» **Your task**:
The answer is every line in the data below that contains the word "illustration".

» **Input material**:

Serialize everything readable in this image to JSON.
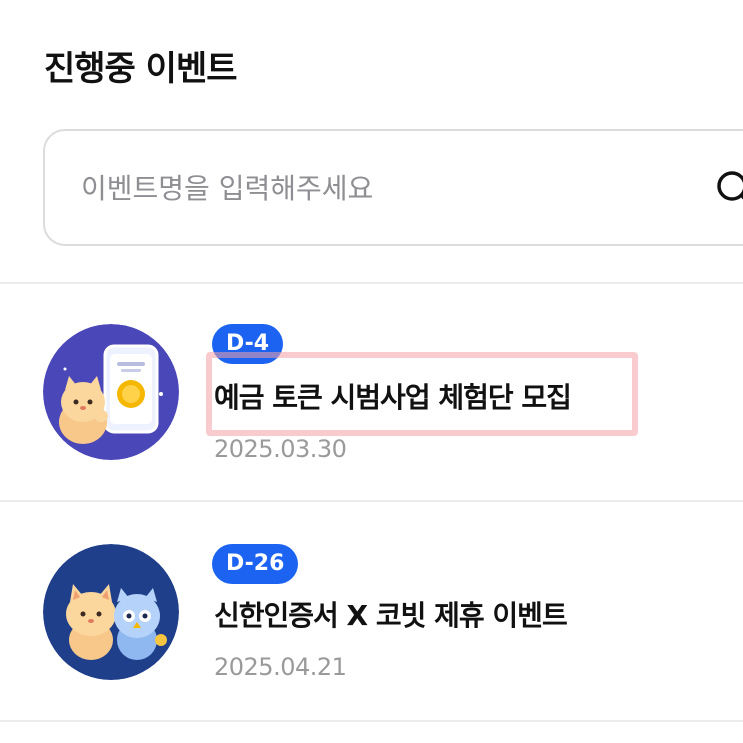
{
  "header": {
    "title": "진행중 이벤트"
  },
  "search": {
    "placeholder": "이벤트명을 입력해주세요",
    "value": "",
    "icon": "search-icon"
  },
  "events": [
    {
      "badge": "D-4",
      "title": "예금 토큰 시범사업 체험단 모집",
      "date": "2025.03.30",
      "thumbnail": "cat-with-phone-illustration"
    },
    {
      "badge": "D-26",
      "title": "신한인증서 X 코빗 제휴 이벤트",
      "date": "2025.04.21",
      "thumbnail": "cat-and-owl-illustration"
    }
  ],
  "colors": {
    "badge": "#1c63f2",
    "highlight": "#f4a0a8",
    "thumb1_bg": "#4a47b8",
    "thumb2_bg": "#1f3f8a"
  }
}
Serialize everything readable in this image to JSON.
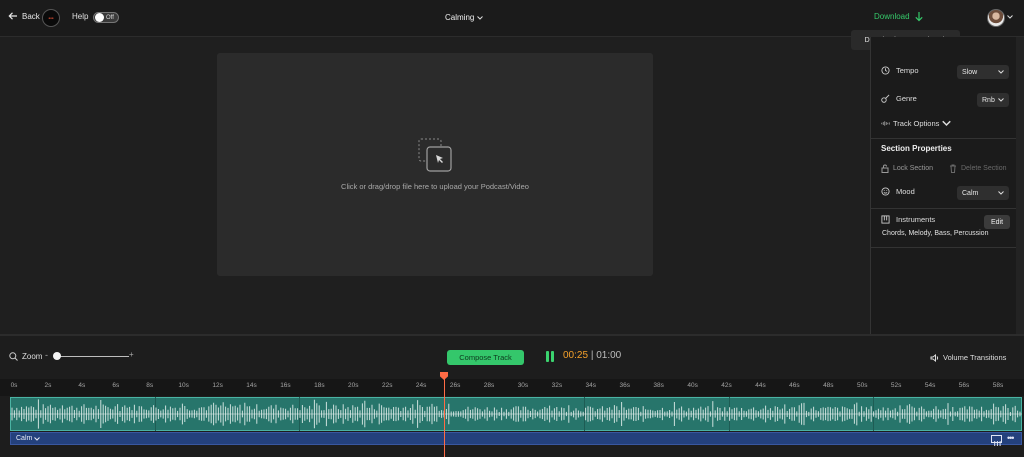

» **Worked solution**:
      "thumbnail": "cat-with-phone-illustration"
      "thumbnail": "cat-and-owl-illustration"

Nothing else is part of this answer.